Eren Jaeger might have finished the first half of Attack on Titan as the hero of the day having aided humanity in the retaking of Trost by blocking the gaping hold which left the area as little more than another stomping ground for Titans, but given the nature and circumstances of his assistance our protagonist isn't about the granted a medal, or even praise of any sort.
Instead, Eren finds himself at the heart of a political tug of war, with the Survey Corps led by Erwin keen to keep him under their jurisdiction with a view towards using his new-found powers, and the potential knowledge at his disposal, to go on the offensive against the Titan threat. On the other hand, other factors led by the Military Police see Eren as nothing but a threat himself who needs to be exterminated before he becomes a danger to all and sundry.
Thanks to some impressive (albeit violent) showmanship from Levi, it's the Scouts that win the day, granting Eren an opportunity to foray beyond the walls as he so often dreamed of doing prior to the chaos that kicked off the series - the reality of course is no dream, but rather a nightmare of which he is the centrepiece as we learn that the real threat to humanity might be closer than anybody had dared to imagine...
After all of the compelling, dizzying action and events of Attack on Titan's first half, this second half of the series is initially a bit of a slow burner in comparison as our focus shifts from the threat of the giants which roam the land to the more mundane but equally dangerous threat of political infighting and the possibility of a conspiracy which could compromise humanity's survival from within. In essence, this provides another major shift in tone and focus for the series, moving from an "us versus them" scenario to a situation where nobody can be trusted and the enemy could be absolutely anywhere.
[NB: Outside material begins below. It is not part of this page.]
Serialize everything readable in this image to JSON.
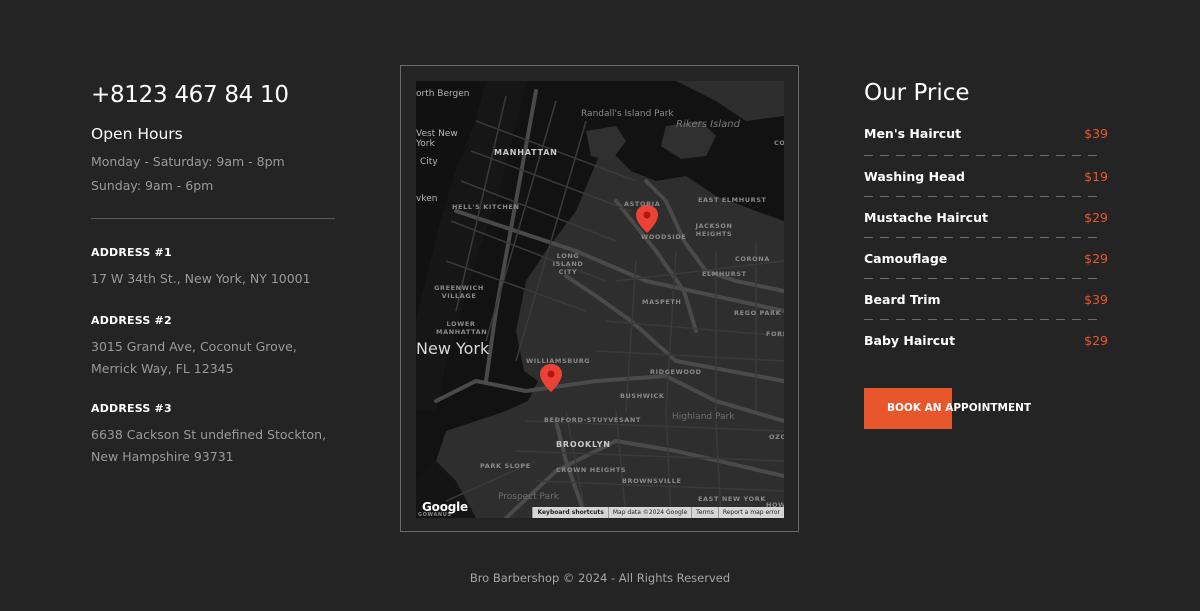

This shift might not have the same immediacy as the first half of the series, but once its groundwork is laid out it makes for a welcome change in tone while still acquitting itself incredibly well in terms of its high stakes action and drama. Indeed, Eren's first outing with the Scout Regiment is arguably the best that the series has to offer - wonderfully realised and thought out in its execution, nerve-wracking, packed with twists and turns and redolent with the same blend of visceral action and terrifying violence that is one of Attack on Titan's hallmarks. This flows into a slightly less well-realised but arguably more emotionally impactful finale to the series, which of course leaves us sat impatiently waiting a second season which will surely come in 2015.
There are some flaws in this second half of the series that we'd be remiss not to mention, however - an ill-advised expository flashback slams the brakes on within the Beyond the Walls arc in a most unfortunate place which breaks a moment of high tension, and while the animation in this home video release is a step up from its TV broadcast version there are moments when overly long still frames or spells of subpar animation temporarily detract from what is otherwise a visually eye-catching and fluid series visually.
On a technical level, this UK Blu-ray release continues to look great and - particularly in the case of its superbly powerful English 5.1 audio track - sounds fantastic to boot. Even if you choose to stick with its stereo Japanese language track, we have no real complaints with the subtitles on this release, and whether you plump for the original voice cast or the almost entirely stellar US cast's performance nothing will detract from your enjoyment of this massive hit series.
Well, nothing that is aside from Manga Entertainment's continuing inability to correctly make use of on-disc chapter markers - hit the chapter skip button at the start of the opening theme and you'll be thrown into some seemingly random point in the episode, while other chapter markers throughout each episode are just as inexplicable in their locations, rendering them worse than useless. The fact that we're seeing this on so many Blu-ray releases from this distributor of late is even more baffling, and we'll certainly be prodding the powers that be to push for a resolution to this small but incredibly annoying issue before it truly becomes an ingrained habit. If you're reading this guys - get this part of the authoring process fixed, and fast.
While the first half of Attack on Titan is easy to identify in its appeal - it goes straight for the jugular and won't let go for a single second until you're spent - this second half of the series is a more considered affair that doesn't have quite the same immediacy. If that sounds like a criticism however then don't be fooled, as this additional flesh on the bones of the series and its change in outlook gives it far more to get its teeth into without losing the visceral, heart-pounding and death-defying action which makes it so appealing. Even if the series has to stop to consider its politics and character motivations more frequently you'll still feel every tumble from a great height; every slice of metal into flesh; every guttural scream will reverberate through you to your very core. That, ultimately, is why Attack on Titan is a sensation that shows no signs of fading from the public conscience.
English 5.1 and Japanese stereo audio with English subtitles. Extras consist of English cast commentary tracks for episodes 14 and 25, an English-translated eyecatch gallery, text-free opening and closing credits, US trailer, "Attack on Titan at Anime Expo" feature, "Fly, Cadets, Fly!" chibi theatre shorts.
Price: DVD: £24.99; Blu-ray: £34.99